The Pittsburgh Pirates acquired Duane Underwood Jr. during the 2020-2021 off-season. He was expected to serve a long-relief role, and did fine in that role, pitching to the tune of a 4.33 ERA, 4.27 FIP, and 1.43 WHIP. Outside of one blow-up outing in which he gave up seven earned runs in just one inning, he did his job. In his 43 total appearances, 28 lasted more than one inning and soaked up innings without being a total liability.
Then in 2022, something changed in the way the Pirates wanted to use Underwood Jr. They wanted him to become more of a traditional reliever, but not just a low-to-mid-leverage middle innings reliever. Rather one who could come in during higher leverage situations and shut things down.

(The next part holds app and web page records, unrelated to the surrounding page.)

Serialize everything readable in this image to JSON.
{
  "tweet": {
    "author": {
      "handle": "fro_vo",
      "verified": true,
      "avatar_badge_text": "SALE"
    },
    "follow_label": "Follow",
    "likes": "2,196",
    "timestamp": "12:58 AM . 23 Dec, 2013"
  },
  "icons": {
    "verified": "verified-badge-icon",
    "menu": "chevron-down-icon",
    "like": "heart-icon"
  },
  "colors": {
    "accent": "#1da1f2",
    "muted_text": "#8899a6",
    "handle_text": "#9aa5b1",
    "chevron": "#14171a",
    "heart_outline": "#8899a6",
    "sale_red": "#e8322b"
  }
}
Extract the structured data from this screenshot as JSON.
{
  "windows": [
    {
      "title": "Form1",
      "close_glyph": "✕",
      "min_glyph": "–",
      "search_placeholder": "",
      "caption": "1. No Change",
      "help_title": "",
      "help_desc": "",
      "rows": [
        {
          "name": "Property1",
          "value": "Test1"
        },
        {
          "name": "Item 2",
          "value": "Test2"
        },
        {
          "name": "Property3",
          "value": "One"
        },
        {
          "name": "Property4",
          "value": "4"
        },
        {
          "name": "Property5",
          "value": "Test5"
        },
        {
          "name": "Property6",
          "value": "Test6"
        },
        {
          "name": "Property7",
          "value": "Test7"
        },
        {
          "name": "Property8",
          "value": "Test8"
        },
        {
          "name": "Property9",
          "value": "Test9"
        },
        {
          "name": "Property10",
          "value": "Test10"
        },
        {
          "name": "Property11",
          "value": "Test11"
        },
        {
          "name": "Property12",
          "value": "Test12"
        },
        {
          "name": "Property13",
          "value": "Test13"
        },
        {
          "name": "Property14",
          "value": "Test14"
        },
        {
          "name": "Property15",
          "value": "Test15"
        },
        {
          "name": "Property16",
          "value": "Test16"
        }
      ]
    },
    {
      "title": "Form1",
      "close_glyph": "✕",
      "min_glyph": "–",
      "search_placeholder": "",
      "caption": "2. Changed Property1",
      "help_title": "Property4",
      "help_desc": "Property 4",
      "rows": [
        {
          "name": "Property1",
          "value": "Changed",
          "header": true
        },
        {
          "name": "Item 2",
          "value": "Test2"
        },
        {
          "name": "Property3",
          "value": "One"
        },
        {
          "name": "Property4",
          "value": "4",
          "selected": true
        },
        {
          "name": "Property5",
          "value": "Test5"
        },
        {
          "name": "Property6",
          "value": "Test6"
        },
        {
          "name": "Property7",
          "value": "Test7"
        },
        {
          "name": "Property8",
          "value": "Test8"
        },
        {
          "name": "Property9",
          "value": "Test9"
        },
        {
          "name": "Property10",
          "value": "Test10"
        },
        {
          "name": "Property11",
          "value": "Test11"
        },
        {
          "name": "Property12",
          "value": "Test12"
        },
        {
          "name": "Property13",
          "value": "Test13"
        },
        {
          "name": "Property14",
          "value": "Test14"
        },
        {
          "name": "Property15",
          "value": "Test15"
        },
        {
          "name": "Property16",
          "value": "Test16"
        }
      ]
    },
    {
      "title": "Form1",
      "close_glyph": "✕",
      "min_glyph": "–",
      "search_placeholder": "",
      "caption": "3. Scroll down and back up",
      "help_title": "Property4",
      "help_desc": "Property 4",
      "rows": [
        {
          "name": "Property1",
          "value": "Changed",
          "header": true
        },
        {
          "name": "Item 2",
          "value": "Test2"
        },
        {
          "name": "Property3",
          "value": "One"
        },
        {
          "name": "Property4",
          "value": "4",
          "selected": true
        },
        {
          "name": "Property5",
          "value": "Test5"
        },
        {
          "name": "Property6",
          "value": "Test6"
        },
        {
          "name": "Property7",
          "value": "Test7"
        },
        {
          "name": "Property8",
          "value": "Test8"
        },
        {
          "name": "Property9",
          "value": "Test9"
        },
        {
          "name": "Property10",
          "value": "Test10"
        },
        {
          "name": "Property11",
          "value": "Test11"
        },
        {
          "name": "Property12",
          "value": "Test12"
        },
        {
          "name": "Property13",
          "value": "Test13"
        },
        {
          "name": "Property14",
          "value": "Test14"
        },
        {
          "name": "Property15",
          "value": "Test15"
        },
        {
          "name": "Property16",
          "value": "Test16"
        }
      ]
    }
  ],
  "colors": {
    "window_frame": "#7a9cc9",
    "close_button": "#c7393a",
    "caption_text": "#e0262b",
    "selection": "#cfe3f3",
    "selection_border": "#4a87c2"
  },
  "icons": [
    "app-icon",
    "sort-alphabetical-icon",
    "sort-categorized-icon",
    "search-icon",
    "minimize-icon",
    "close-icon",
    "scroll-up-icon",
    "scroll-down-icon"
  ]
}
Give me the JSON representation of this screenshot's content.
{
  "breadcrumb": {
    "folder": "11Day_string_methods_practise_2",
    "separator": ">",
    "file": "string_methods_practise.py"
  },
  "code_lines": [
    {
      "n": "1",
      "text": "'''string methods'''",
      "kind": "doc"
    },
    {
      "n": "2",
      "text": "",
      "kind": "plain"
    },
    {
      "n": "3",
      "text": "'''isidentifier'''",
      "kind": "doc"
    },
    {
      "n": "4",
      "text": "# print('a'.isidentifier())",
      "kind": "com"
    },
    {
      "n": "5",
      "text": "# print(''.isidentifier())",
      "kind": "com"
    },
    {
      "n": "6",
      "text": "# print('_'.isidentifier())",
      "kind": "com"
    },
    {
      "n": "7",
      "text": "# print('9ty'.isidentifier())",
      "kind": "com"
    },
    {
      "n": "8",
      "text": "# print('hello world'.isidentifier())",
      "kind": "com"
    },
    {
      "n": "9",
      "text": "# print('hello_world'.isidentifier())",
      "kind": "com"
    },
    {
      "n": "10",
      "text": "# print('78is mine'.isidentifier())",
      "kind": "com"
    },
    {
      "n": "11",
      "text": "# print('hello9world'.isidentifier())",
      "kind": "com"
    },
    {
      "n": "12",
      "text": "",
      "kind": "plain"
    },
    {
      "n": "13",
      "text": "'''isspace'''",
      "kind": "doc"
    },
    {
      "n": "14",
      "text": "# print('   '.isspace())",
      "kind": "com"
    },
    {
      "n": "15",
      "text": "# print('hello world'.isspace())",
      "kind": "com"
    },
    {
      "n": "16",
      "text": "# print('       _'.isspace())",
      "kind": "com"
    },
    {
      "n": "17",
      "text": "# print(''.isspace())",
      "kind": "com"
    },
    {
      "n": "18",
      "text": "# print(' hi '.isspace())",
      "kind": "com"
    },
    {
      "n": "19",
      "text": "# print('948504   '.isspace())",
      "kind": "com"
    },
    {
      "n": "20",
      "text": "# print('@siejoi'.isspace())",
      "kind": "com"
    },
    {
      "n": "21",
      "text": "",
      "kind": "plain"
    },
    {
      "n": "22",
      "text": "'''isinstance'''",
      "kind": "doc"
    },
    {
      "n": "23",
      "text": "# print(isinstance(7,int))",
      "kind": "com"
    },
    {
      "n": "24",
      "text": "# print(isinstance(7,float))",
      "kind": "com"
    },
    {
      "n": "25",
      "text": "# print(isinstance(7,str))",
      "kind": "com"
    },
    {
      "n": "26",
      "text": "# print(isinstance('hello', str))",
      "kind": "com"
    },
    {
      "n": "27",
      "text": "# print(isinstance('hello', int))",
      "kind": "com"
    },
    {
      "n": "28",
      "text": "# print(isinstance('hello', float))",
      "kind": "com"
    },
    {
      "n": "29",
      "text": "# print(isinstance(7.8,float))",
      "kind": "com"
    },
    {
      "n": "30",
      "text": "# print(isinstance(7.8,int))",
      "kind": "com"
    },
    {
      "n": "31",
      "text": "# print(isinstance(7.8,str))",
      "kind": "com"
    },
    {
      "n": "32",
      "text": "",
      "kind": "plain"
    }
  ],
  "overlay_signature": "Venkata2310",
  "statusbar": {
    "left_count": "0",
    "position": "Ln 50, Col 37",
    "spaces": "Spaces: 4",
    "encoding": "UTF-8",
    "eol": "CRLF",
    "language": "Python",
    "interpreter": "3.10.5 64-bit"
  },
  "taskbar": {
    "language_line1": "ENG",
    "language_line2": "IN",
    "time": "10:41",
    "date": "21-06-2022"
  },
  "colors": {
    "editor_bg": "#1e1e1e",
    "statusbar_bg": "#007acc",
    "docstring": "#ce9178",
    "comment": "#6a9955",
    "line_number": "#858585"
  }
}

Sure, Underwood was a former top prospect with decent stuff, but he struggled in this new role. When Underwood came into the game in a high-leverage situation, batters hit .296/.393/.394. While he only allowed five extra base hits, but in total, he allowed 21 hits and walked ten more batters in 84 innings. When the Pirates tried to make him a 7th/8th inning man, he failed miserably. In the 36 innings he pitched in the 7th/8th, he allowed 22 earned runs, 15 walks, and 39 total hits (47 total bases).
On average, his WHIP was 1.50. Once again, the Pirates have tried to use Underwood in a similar role. Underwood has combined for 11.1 innings in the 7th/8th. He’s allowed eight more earned runs on 14 hits, and three walks. Of those 14 hits, five have gone for extra base hits. Again, that is a WHIP of 1.50. Keep in mind that this is before his blow-up on Friday evening.
At this point, trying to make Underwood Jr. a high-leverage reliever is like trying to force a square peg into a round hole. I understood trying to see if he could take on a larger, more important role in 2022, but the experiment was tried, and it failed. Trying it again when we now have better options to turn to is not a bright move in the slightest.